▶ _What the task requires_: Scan the material below for "JSON", then return each line that contains it.

▶ _Information given_:
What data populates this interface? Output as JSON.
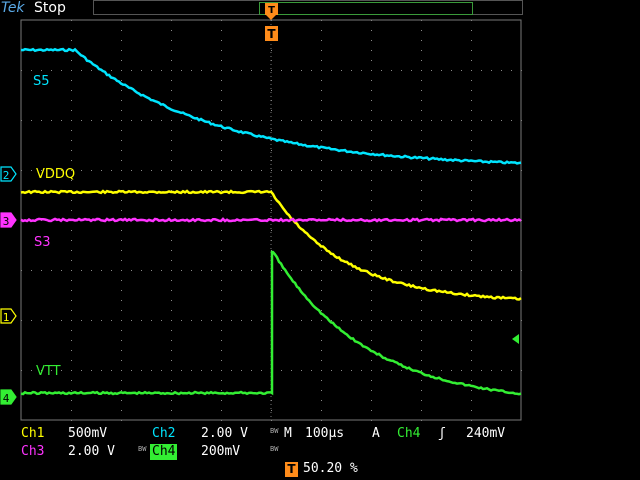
{
  "brand": "Tek",
  "run_state": "Stop",
  "trigger_marker": "T",
  "channels": [
    {
      "id": "ch1",
      "marker": "1",
      "label": "Ch1",
      "scale": "500mV",
      "color": "#ffff00"
    },
    {
      "id": "ch2",
      "marker": "2",
      "label": "Ch2",
      "scale": "2.00 V",
      "color": "#00e5ff"
    },
    {
      "id": "ch3",
      "marker": "3",
      "label": "Ch3",
      "scale": "2.00 V",
      "color": "#ff33ff"
    },
    {
      "id": "ch4",
      "marker": "4",
      "label": "Ch4",
      "scale": "200mV",
      "color": "#33ee33"
    }
  ],
  "trace_labels": {
    "s5": "S5",
    "vddq": "VDDQ",
    "s3": "S3",
    "vtt": "VTT"
  },
  "horizontal": {
    "prefix": "M",
    "timebase": "100µs",
    "trig_prefix": "A",
    "trig_source": "Ch4",
    "trig_slope": "ʃ",
    "trig_level": "240mV"
  },
  "bw_mark": "BW",
  "trigger_position": "50.20 %"
}
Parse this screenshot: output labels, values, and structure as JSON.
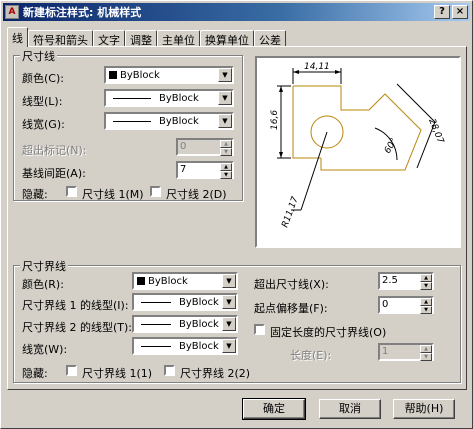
{
  "window": {
    "title": "新建标注样式: 机械样式",
    "help_button": "?",
    "close_button": "×"
  },
  "tabs": [
    "线",
    "符号和箭头",
    "文字",
    "调整",
    "主单位",
    "换算单位",
    "公差"
  ],
  "dim_lines": {
    "group_label": "尺寸线",
    "color_label": "颜色(C):",
    "color_value": "ByBlock",
    "linetype_label": "线型(L):",
    "linetype_value": "ByBlock",
    "lineweight_label": "线宽(G):",
    "lineweight_value": "ByBlock",
    "extend_label": "超出标记(N):",
    "extend_value": "0",
    "baseline_label": "基线间距(A):",
    "baseline_value": "7",
    "suppress_label": "隐藏:",
    "suppress_1": "尺寸线 1(M)",
    "suppress_2": "尺寸线 2(D)"
  },
  "ext_lines": {
    "group_label": "尺寸界线",
    "color_label": "颜色(R):",
    "color_value": "ByBlock",
    "linetype1_label": "尺寸界线 1 的线型(I):",
    "linetype1_value": "ByBlock",
    "linetype2_label": "尺寸界线 2 的线型(T):",
    "linetype2_value": "ByBlock",
    "lineweight_label": "线宽(W):",
    "lineweight_value": "ByBlock",
    "suppress_label": "隐藏:",
    "suppress_1": "尺寸界线 1(1)",
    "suppress_2": "尺寸界线 2(2)",
    "extend_label": "超出尺寸线(X):",
    "extend_value": "2.5",
    "offset_label": "起点偏移量(F):",
    "offset_value": "0",
    "fixed_label": "固定长度的尺寸界线(O)",
    "length_label": "长度(E):",
    "length_value": "1"
  },
  "preview": {
    "dim_top": "14,11",
    "dim_left": "16,6",
    "dim_right": "28,07",
    "dim_angle": "60°",
    "dim_radius": "R11,17"
  },
  "buttons": {
    "ok": "确定",
    "cancel": "取消",
    "help": "帮助(H)"
  }
}
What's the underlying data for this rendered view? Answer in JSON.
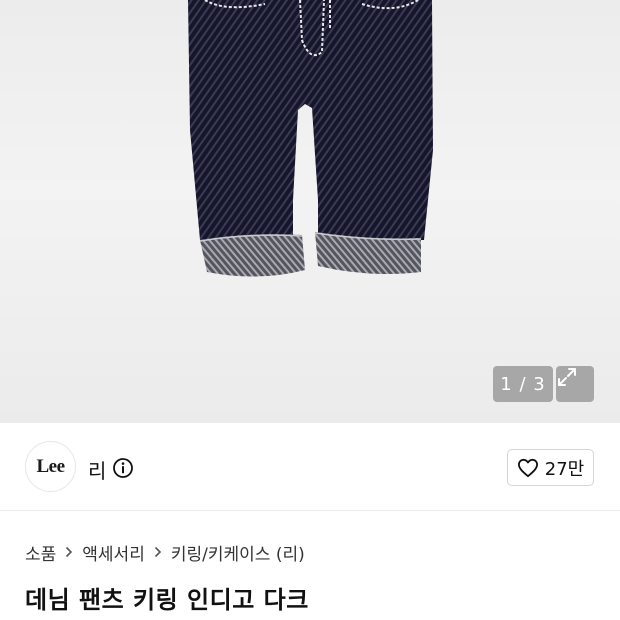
{
  "gallery": {
    "counter": "1 / 3",
    "image_alt": "denim-pants-keyring"
  },
  "brand": {
    "logo_text": "Lee",
    "name": "리"
  },
  "like": {
    "count": "27만"
  },
  "breadcrumb": [
    "소품",
    "액세서리",
    "키링/키케이스 (리)"
  ],
  "product": {
    "title": "데님 팬츠 키링 인디고 다크"
  },
  "colors": {
    "denim": "#14142a",
    "cuff": "#6b6b74",
    "stitch": "#e8e8e8"
  }
}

▶ _Solution below_:
What data populates this interface? Output as JSON.
Parse this screenshot: output labels, values, and structure as JSON.
What's the underlying data for this rendered view? Answer in JSON.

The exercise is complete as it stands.